The fact that the league, the formal family of Arab states, took such a bold step against a nation that prides itself as the beating heart of Arabism, is a major development, said Fawaz Gerges, director of the Middle East Centre at the London School of Economics.

“Syria is now as isolated as ever,” Gerges said. “I would call it a game-changer.”

In the case of Syria, however, the league’s decision could open the door for broader international sanctions against the al-Assad regime.

The punitive measures come after al-Assad’s failure to abide by an Arab League proposal earlier this month to halt all violence, release detainees, withdraw armed elements from populated areas and allow unfettered access to the nation by journalists and Arab League monitors.

But none of that has happened, according to daily reports streaming out of Syria.
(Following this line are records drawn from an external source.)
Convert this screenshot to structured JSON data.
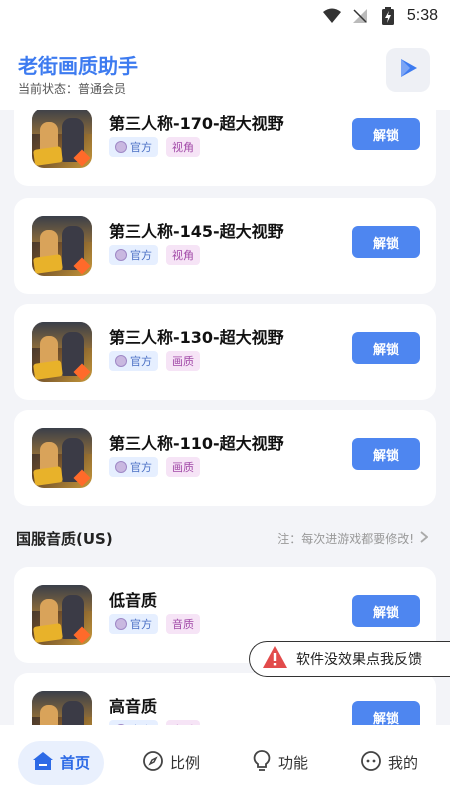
{
  "status_bar": {
    "time": "5:38"
  },
  "header": {
    "title": "老街画质助手",
    "status": "当前状态：普通会员"
  },
  "cards_top": [
    {
      "title": "第三人称-170-超大视野",
      "tag_official": "官方",
      "tag_category": "视角",
      "button": "解锁"
    },
    {
      "title": "第三人称-145-超大视野",
      "tag_official": "官方",
      "tag_category": "视角",
      "button": "解锁"
    },
    {
      "title": "第三人称-130-超大视野",
      "tag_official": "官方",
      "tag_category": "画质",
      "button": "解锁"
    },
    {
      "title": "第三人称-110-超大视野",
      "tag_official": "官方",
      "tag_category": "画质",
      "button": "解锁"
    }
  ],
  "section": {
    "title": "国服音质(US)",
    "note": "注：每次进游戏都要修改!"
  },
  "cards_audio": [
    {
      "title": "低音质",
      "tag_official": "官方",
      "tag_category": "音质",
      "button": "解锁"
    },
    {
      "title": "高音质",
      "tag_official": "官方",
      "tag_category": "音质",
      "button": "解锁"
    }
  ],
  "feedback": {
    "label": "软件没效果点我反馈"
  },
  "bottom_nav": [
    {
      "label": "首页",
      "icon": "home-icon",
      "active": true
    },
    {
      "label": "比例",
      "icon": "compass-icon",
      "active": false
    },
    {
      "label": "功能",
      "icon": "lightbulb-icon",
      "active": false
    },
    {
      "label": "我的",
      "icon": "profile-icon",
      "active": false
    }
  ],
  "colors": {
    "accent": "#3d7bf0",
    "button": "#4e86f0",
    "warning": "#e24b4b"
  }
}
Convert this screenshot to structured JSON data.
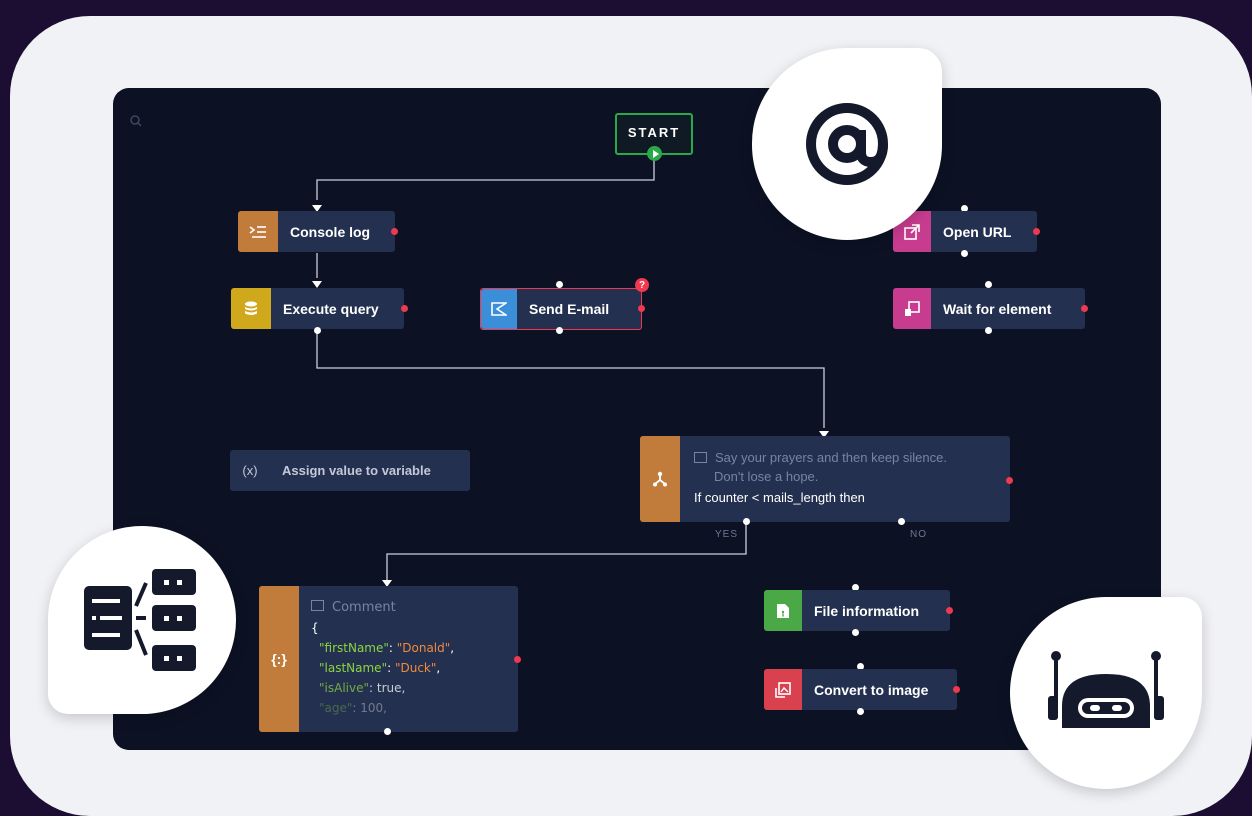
{
  "start": {
    "label": "START"
  },
  "nodes": {
    "console_log": {
      "label": "Console log",
      "color": "#c17c3c"
    },
    "execute_query": {
      "label": "Execute query",
      "color": "#d0a81c"
    },
    "send_email": {
      "label": "Send E-mail",
      "color": "#3b8fd9",
      "error_badge": "?"
    },
    "open_url": {
      "label": "Open URL",
      "color": "#c83c8f"
    },
    "wait_for_element": {
      "label": "Wait for element",
      "color": "#c83c8f"
    },
    "assign_variable": {
      "label": "Assign value to variable",
      "icon_text": "(x)"
    },
    "file_information": {
      "label": "File information",
      "color": "#4aa846"
    },
    "convert_to_image": {
      "label": "Convert to image",
      "color": "#d9414e"
    }
  },
  "condition": {
    "comment_line1": "Say your prayers and then keep silence.",
    "comment_line2": "Don't lose a hope.",
    "expression": "If counter < mails_length then",
    "yes_label": "YES",
    "no_label": "NO",
    "color": "#c17c3c"
  },
  "comment_block": {
    "icon_text": "{:}",
    "title": "Comment",
    "brace": "{",
    "line1_key": "\"firstName\"",
    "line1_val": "\"Donald\"",
    "line2_key": "\"lastName\"",
    "line2_val": "\"Duck\"",
    "line3_key": "\"isAlive\"",
    "line3_val": "true",
    "line4_key": "\"age\"",
    "line4_val": "100"
  },
  "bubbles": {
    "at_icon": "at-sign-icon",
    "workflow_icon": "workflow-icon",
    "robot_icon": "robot-icon"
  },
  "colors": {
    "background": "#1c0d33",
    "frame": "#f1f2f6",
    "canvas": "#0c1224",
    "node": "#24304f",
    "start_border": "#2ba84a",
    "port_red": "#f0384e"
  }
}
There have been reports of civilian deaths in the last few days and Saturday was no exception. The Local Coordination Committees, a network of opposition groups, reported 21 people dead, including 10 in Homs, the restive city that has emerged as the epicenter of the uprising.

With pressure on Syria ratcheted up, some fear an escalation of brutality in the next few days.

Syria’s representative to the league, Yousef Ahmad, blasted the alliance’s decision as illegal.

He said it was “a eulogy for Arab common action and a blatant announcement that its administration is subordinate to U.S.-Western agendas,” according to the state-run Syrian Arab News Agency.

Earlier Ahmad had reiterated the government’s claim that terrorist gangs were behind the violence and said Syria “made strides” in quelling the violence “despite armed groups’ attempts to foil the plan since it was announced.”

Western leaders welcomed Saturday’s decision.

“After the al-Assad regime flagrantly failed to keep its commitments, the Arab League has demonstrated leadership in its effort to end the crisis and hold the Syrian government accountable,” said U.S. President Barack Obama.

“These significant steps expose the increasing diplomatic isolation of a regime that has systematically violated human rights and repressed peaceful protests,” he said in a statement.

U.S. Secretary of State Hillary Clinton echoed those comments, calling the action “strong and historic.”

“The United States commends the principled stand taken by the Arab League and supports full implementation of its efforts to bring a peaceful end to the crisis,” Clinton said in a statement.

French Foreign Minister Alain Juppe said the league’s actions show “that it is time to increase pressure on the Syrian regime.”

Human rights activists have been pushing for weeks for the United Nations to take action and Amnesty International said Saturday that the Arab League’s decision should pave the way for the Security Council.

“Now that the Arab League has taken decisive action, it is time for the U.N. Security Council to finally step up to the plate and deliver an effective international response to Syria’s human rights crisis,” said Philip Luther, the monitoring group’s Middle East and North Africa director.

Human Rights Watch has also urged the Security Council to impose sanctions.

It published a damning 63-page report Friday, based on interviews with victims and witnesses in Homs, that said al-Assad’s regime’s “systematic” crackdown on civilians amounted to crimes against humanity.

The U.N. High Commissioner for Human Rights said earlier this week that more than 3,500 people have been killed in the brutal suppression of dissent since the Syrian uprising began eight months ago.

CNN’s Ben Wedeman and journalist Mohamed Fadel Fahmy in Cairo contributed to this report.